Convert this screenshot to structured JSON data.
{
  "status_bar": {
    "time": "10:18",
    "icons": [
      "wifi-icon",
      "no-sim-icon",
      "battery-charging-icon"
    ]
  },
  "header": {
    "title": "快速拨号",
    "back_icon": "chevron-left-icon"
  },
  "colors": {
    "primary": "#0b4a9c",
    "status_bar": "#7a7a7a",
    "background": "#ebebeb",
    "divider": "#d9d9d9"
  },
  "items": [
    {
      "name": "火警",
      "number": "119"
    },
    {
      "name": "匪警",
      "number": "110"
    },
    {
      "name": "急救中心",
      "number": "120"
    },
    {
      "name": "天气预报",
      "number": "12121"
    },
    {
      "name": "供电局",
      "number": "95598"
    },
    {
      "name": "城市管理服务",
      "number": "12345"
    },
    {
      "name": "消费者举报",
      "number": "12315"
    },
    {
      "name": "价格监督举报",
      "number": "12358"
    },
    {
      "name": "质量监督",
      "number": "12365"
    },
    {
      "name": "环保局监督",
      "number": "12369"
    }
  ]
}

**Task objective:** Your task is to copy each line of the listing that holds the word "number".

**Result:**
      "number": "119"
      "number": "110"
      "number": "120"
      "number": "12121"
      "number": "95598"
      "number": "12345"
      "number": "12315"
      "number": "12358"
      "number": "12365"
      "number": "12369"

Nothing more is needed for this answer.